*** Opening of Study material ***

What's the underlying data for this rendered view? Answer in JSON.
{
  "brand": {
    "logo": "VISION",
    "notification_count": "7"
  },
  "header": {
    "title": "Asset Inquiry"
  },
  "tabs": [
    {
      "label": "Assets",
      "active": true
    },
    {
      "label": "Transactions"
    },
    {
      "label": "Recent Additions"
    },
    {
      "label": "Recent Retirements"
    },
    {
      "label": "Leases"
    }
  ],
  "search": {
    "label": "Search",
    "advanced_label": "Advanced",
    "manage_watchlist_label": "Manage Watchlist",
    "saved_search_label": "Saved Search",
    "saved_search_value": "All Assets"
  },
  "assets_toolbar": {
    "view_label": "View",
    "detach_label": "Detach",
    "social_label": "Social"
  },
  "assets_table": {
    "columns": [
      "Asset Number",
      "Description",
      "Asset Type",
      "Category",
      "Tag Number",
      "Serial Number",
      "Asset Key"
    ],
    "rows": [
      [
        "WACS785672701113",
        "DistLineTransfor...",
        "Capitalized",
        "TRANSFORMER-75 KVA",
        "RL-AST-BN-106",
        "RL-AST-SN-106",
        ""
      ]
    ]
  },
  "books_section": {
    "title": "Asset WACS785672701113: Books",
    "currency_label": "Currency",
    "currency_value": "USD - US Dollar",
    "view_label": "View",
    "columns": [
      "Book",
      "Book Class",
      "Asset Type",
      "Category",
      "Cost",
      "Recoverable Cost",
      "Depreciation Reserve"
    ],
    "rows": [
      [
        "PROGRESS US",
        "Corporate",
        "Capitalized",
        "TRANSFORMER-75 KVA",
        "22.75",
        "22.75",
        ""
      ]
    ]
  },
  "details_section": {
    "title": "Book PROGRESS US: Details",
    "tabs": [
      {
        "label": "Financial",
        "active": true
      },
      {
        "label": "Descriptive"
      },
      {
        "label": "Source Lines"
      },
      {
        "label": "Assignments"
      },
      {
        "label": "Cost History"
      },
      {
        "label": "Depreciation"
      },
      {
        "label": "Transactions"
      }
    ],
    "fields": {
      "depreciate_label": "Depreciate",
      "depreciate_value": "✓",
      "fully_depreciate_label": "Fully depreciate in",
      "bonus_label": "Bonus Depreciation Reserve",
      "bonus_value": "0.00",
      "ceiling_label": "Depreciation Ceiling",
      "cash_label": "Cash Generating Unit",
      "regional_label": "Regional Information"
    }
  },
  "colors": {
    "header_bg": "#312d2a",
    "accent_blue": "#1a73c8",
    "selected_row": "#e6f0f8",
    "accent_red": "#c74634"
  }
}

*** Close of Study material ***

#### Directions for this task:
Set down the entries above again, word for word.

#### Task response:
What's the underlying data for this rendered view? Answer in JSON.
{
  "brand": {
    "logo": "VISION",
    "notification_count": "7"
  },
  "header": {
    "title": "Asset Inquiry"
  },
  "tabs": [
    {
      "label": "Assets",
      "active": true
    },
    {
      "label": "Transactions"
    },
    {
      "label": "Recent Additions"
    },
    {
      "label": "Recent Retirements"
    },
    {
      "label": "Leases"
    }
  ],
  "search": {
    "label": "Search",
    "advanced_label": "Advanced",
    "manage_watchlist_label": "Manage Watchlist",
    "saved_search_label": "Saved Search",
    "saved_search_value": "All Assets"
  },
  "assets_toolbar": {
    "view_label": "View",
    "detach_label": "Detach",
    "social_label": "Social"
  },
  "assets_table": {
    "columns": [
      "Asset Number",
      "Description",
      "Asset Type",
      "Category",
      "Tag Number",
      "Serial Number",
      "Asset Key"
    ],
    "rows": [
      [
        "WACS785672701113",
        "DistLineTransfor...",
        "Capitalized",
        "TRANSFORMER-75 KVA",
        "RL-AST-BN-106",
        "RL-AST-SN-106",
        ""
      ]
    ]
  },
  "books_section": {
    "title": "Asset WACS785672701113: Books",
    "currency_label": "Currency",
    "currency_value": "USD - US Dollar",
    "view_label": "View",
    "columns": [
      "Book",
      "Book Class",
      "Asset Type",
      "Category",
      "Cost",
      "Recoverable Cost",
      "Depreciation Reserve"
    ],
    "rows": [
      [
        "PROGRESS US",
        "Corporate",
        "Capitalized",
        "TRANSFORMER-75 KVA",
        "22.75",
        "22.75",
        ""
      ]
    ]
  },
  "details_section": {
    "title": "Book PROGRESS US: Details",
    "tabs": [
      {
        "label": "Financial",
        "active": true
      },
      {
        "label": "Descriptive"
      },
      {
        "label": "Source Lines"
      },
      {
        "label": "Assignments"
      },
      {
        "label": "Cost History"
      },
      {
        "label": "Depreciation"
      },
      {
        "label": "Transactions"
      }
    ],
    "fields": {
      "depreciate_label": "Depreciate",
      "depreciate_value": "✓",
      "fully_depreciate_label": "Fully depreciate in",
      "bonus_label": "Bonus Depreciation Reserve",
      "bonus_value": "0.00",
      "ceiling_label": "Depreciation Ceiling",
      "cash_label": "Cash Generating Unit",
      "regional_label": "Regional Information"
    }
  },
  "colors": {
    "header_bg": "#312d2a",
    "accent_blue": "#1a73c8",
    "selected_row": "#e6f0f8",
    "accent_red": "#c74634"
  }
}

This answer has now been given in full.